I retrieved my cell from my skirt pocket and dialed the number on the card. Don? Yes, this is Janet. You just almost ran me over, then gave me your card. Uh-huh. Listen, would it be too much for you to call me when you get back to your calendar? I’d like to meet about … well, about this. Mom. Yes. You have my number on your cell, now? Thank you. Okay. Goodbye.

I pressed End. I pulled my knees up toward my chest, pressed the card and phone against my eyes. My body heaved of its own volition. I began sobbing and could not stop.



“Humans, you were each born with enlightenment already attained. You have only forgotten. … I pray that you ponder deep within yourselves and achieve liberation.”

quote from the Korean short film, “The Doomsday Book”



here there be monsters

so I’ve wanted to share this with you for a long time.  if only you could see, touch, feel, run your hand down this form.  there are lines I wish you could see, as they curve and merge from neck shoulders and arm to nether region.   waist to length to leg.
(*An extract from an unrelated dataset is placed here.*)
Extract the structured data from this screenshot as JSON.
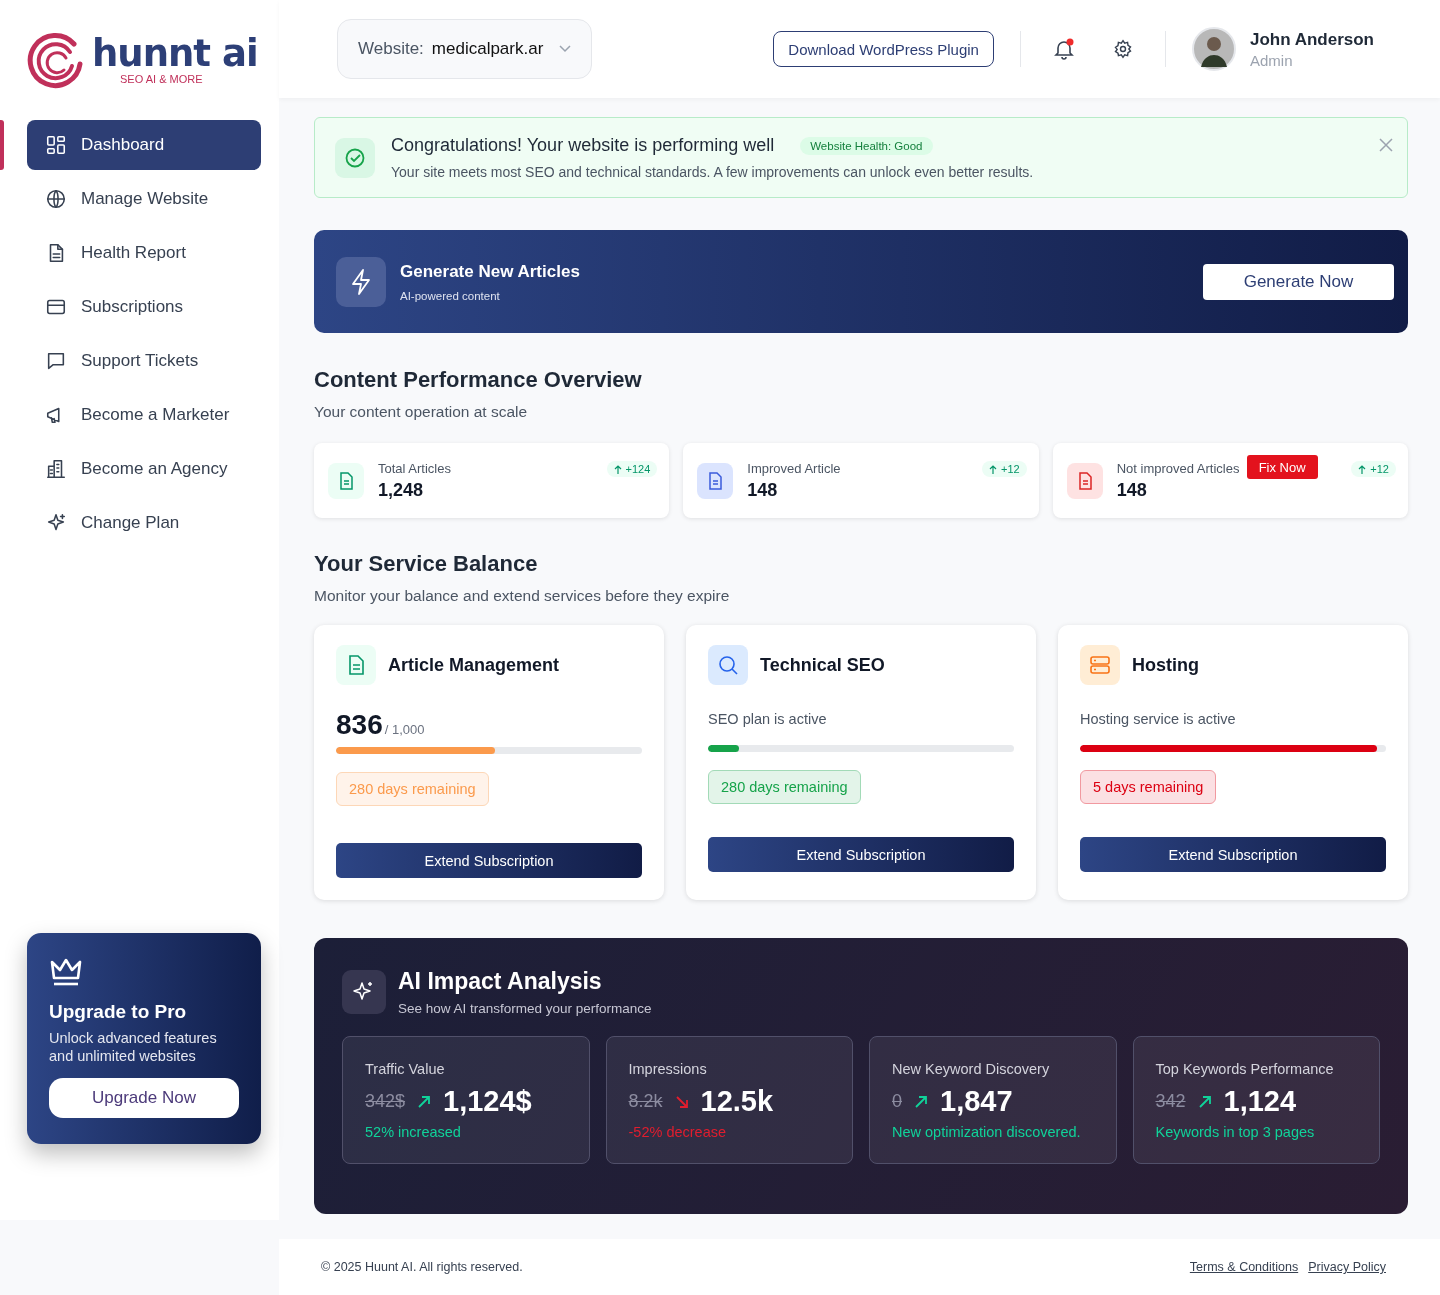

this is a map of the outer limits of my territory.  it’s a navigational test to see from where you cast-off to where you make shore.  but once you’re made shore, you’re in.
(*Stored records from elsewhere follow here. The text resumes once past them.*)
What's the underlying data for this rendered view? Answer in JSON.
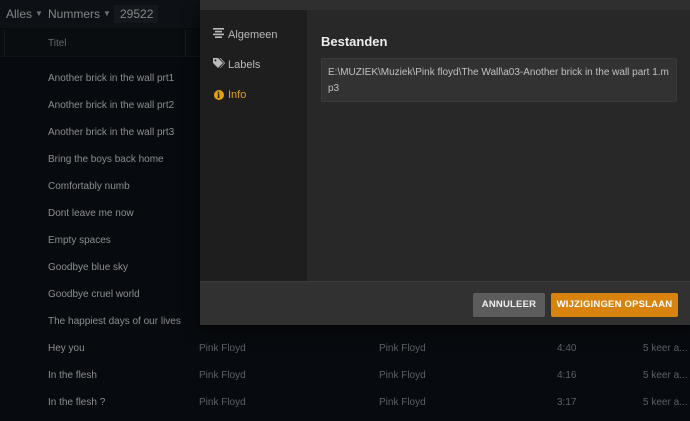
{
  "topbar": {
    "filter_all": "Alles",
    "filter_num": "Nummers",
    "count": "29522"
  },
  "table": {
    "col_title": "Titel",
    "rows": [
      {
        "title": "Another brick in the wall prt1",
        "artist": "",
        "album": "",
        "duration": "",
        "plays": ""
      },
      {
        "title": "Another brick in the wall prt2",
        "artist": "",
        "album": "",
        "duration": "",
        "plays": ""
      },
      {
        "title": "Another brick in the wall prt3",
        "artist": "",
        "album": "",
        "duration": "",
        "plays": ""
      },
      {
        "title": "Bring the boys back home",
        "artist": "",
        "album": "",
        "duration": "",
        "plays": ""
      },
      {
        "title": "Comfortably numb",
        "artist": "",
        "album": "",
        "duration": "",
        "plays": ""
      },
      {
        "title": "Dont leave me now",
        "artist": "",
        "album": "",
        "duration": "",
        "plays": ""
      },
      {
        "title": "Empty spaces",
        "artist": "",
        "album": "",
        "duration": "",
        "plays": ""
      },
      {
        "title": "Goodbye blue sky",
        "artist": "",
        "album": "",
        "duration": "",
        "plays": ""
      },
      {
        "title": "Goodbye cruel world",
        "artist": "",
        "album": "",
        "duration": "",
        "plays": ""
      },
      {
        "title": "The happiest days of our lives",
        "artist": "",
        "album": "",
        "duration": "",
        "plays": ""
      },
      {
        "title": "Hey you",
        "artist": "Pink Floyd",
        "album": "Pink Floyd",
        "duration": "4:40",
        "plays": "5 keer a..."
      },
      {
        "title": "In the flesh",
        "artist": "Pink Floyd",
        "album": "Pink Floyd",
        "duration": "4:16",
        "plays": "5 keer a..."
      },
      {
        "title": "In the flesh ?",
        "artist": "Pink Floyd",
        "album": "Pink Floyd",
        "duration": "3:17",
        "plays": "5 keer a..."
      }
    ]
  },
  "dialog": {
    "sidebar": {
      "general": "Algemeen",
      "labels": "Labels",
      "info": "Info"
    },
    "files_heading": "Bestanden",
    "file_path": "E:\\MUZIEK\\Muziek\\Pink floyd\\The Wall\\a03-Another brick in the wall part 1.mp3",
    "cancel_label": "ANNULEER",
    "save_label": "WIJZIGINGEN OPSLAAN"
  },
  "colors": {
    "accent": "#e5a00d",
    "save_button": "#d9830f",
    "cancel_button": "#5c5c5c"
  },
  "icons": {
    "general": "align-center-icon",
    "labels": "tags-icon",
    "info": "info-circle-icon"
  }
}
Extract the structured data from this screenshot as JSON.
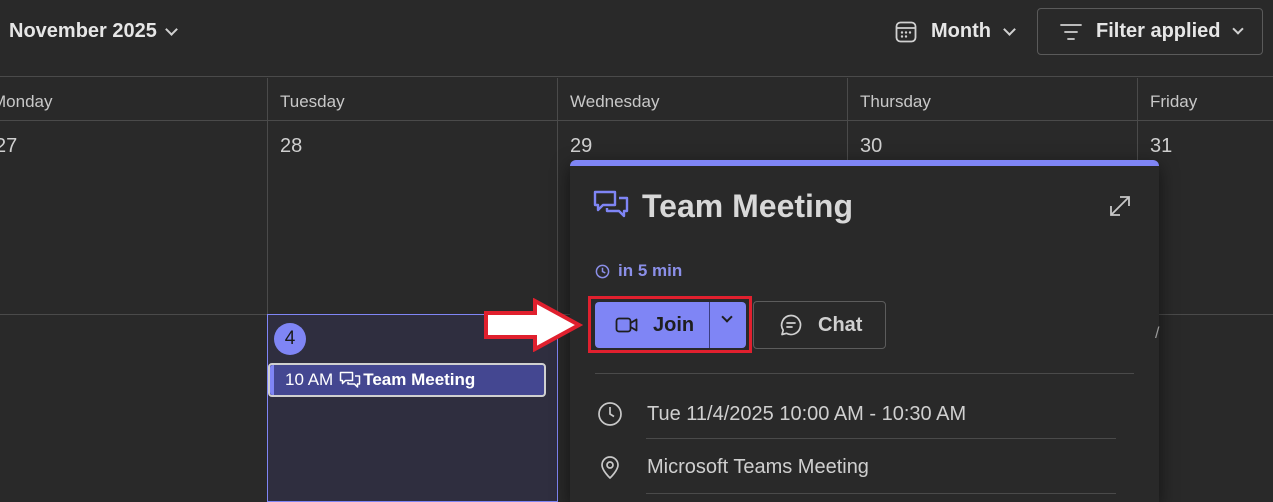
{
  "header": {
    "month_title": "November 2025",
    "view_label": "Month",
    "filter_label": "Filter applied"
  },
  "days": {
    "monday": "Monday",
    "tuesday": "Tuesday",
    "wednesday": "Wednesday",
    "thursday": "Thursday",
    "friday": "Friday"
  },
  "week1_dates": [
    "27",
    "28",
    "29",
    "30",
    "31"
  ],
  "today": {
    "date": "4",
    "event_time": "10 AM",
    "event_title": "Team Meeting"
  },
  "popup": {
    "title": "Team Meeting",
    "status": "in 5 min",
    "join_label": "Join",
    "chat_label": "Chat",
    "datetime": "Tue 11/4/2025 10:00 AM - 10:30 AM",
    "location": "Microsoft Teams Meeting"
  },
  "colors": {
    "accent": "#7f85f5",
    "background": "#292929",
    "today_cell": "#2f2e3f",
    "event_chip": "#444791",
    "highlight": "#e0202e"
  }
}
some have navigated and never made shore.  most, in fact.  it’s not my doing, necessarily.  it’s more my way of receiving.  the ship need not have beauty of sail and profile.  rather, her cargo and voyages speak through timbers creaking into deep waters to where I hear and respond, and rise in her wake.
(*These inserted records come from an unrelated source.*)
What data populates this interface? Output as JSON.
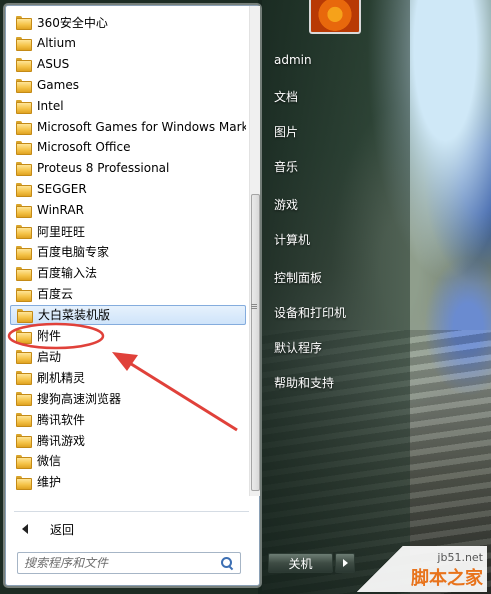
{
  "programs": [
    {
      "label": "360安全中心"
    },
    {
      "label": "Altium"
    },
    {
      "label": "ASUS"
    },
    {
      "label": "Games"
    },
    {
      "label": "Intel"
    },
    {
      "label": "Microsoft Games for Windows Marketplace"
    },
    {
      "label": "Microsoft Office"
    },
    {
      "label": "Proteus 8 Professional"
    },
    {
      "label": "SEGGER"
    },
    {
      "label": "WinRAR"
    },
    {
      "label": "阿里旺旺"
    },
    {
      "label": "百度电脑专家"
    },
    {
      "label": "百度输入法"
    },
    {
      "label": "百度云"
    },
    {
      "label": "大白菜装机版",
      "selected": true
    },
    {
      "label": "附件"
    },
    {
      "label": "启动"
    },
    {
      "label": "刷机精灵"
    },
    {
      "label": "搜狗高速浏览器"
    },
    {
      "label": "腾讯软件"
    },
    {
      "label": "腾讯游戏"
    },
    {
      "label": "微信"
    },
    {
      "label": "维护"
    }
  ],
  "back_label": "返回",
  "search": {
    "placeholder": "搜索程序和文件"
  },
  "right_menu": {
    "user": "admin",
    "documents": "文档",
    "pictures": "图片",
    "music": "音乐",
    "games": "游戏",
    "computer": "计算机",
    "control_panel": "控制面板",
    "devices_printers": "设备和打印机",
    "default_programs": "默认程序",
    "help_support": "帮助和支持"
  },
  "shutdown_label": "关机",
  "watermark": {
    "url": "jb51.net",
    "name": "脚本之家"
  },
  "colors": {
    "annotation": "#e0413a",
    "selection_border": "#84acdd"
  }
}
Unexpected Living

There comes a time when people are angry at their parents for not being what they always thought they were or should be, which is really the disappointment that their parents are human beings. The next disappointment comes when they realize, sooner or later, that they, themselves, are also human beings with choices and lives that are neither right nor wrong, but merely unexpected.

There comes a time when a person releases their children to live their lives, and realizes that there is nothing to forgive when their children come to their realization, and that they do not ultimately need resolution with their children.

Resolution happens or it doesn’t. This shouldn’t affect what a person does, how they live, or their love for their child. No person – young or old – needs to wield the power of bestowing or withholding forgiveness over another person. If one allows another to hold that kind of power over them, this is self-abuse, and fosters seeds of abuse in the other. No child needs that weight. Set an example for your child, and offer love, but strength of moving on if they choose not to resolve differences.

If a person realizes that they do not need resolution in order to be happy, then they are not hampered by its lack, and then they are free to live.

You are free. Live your unexpected life.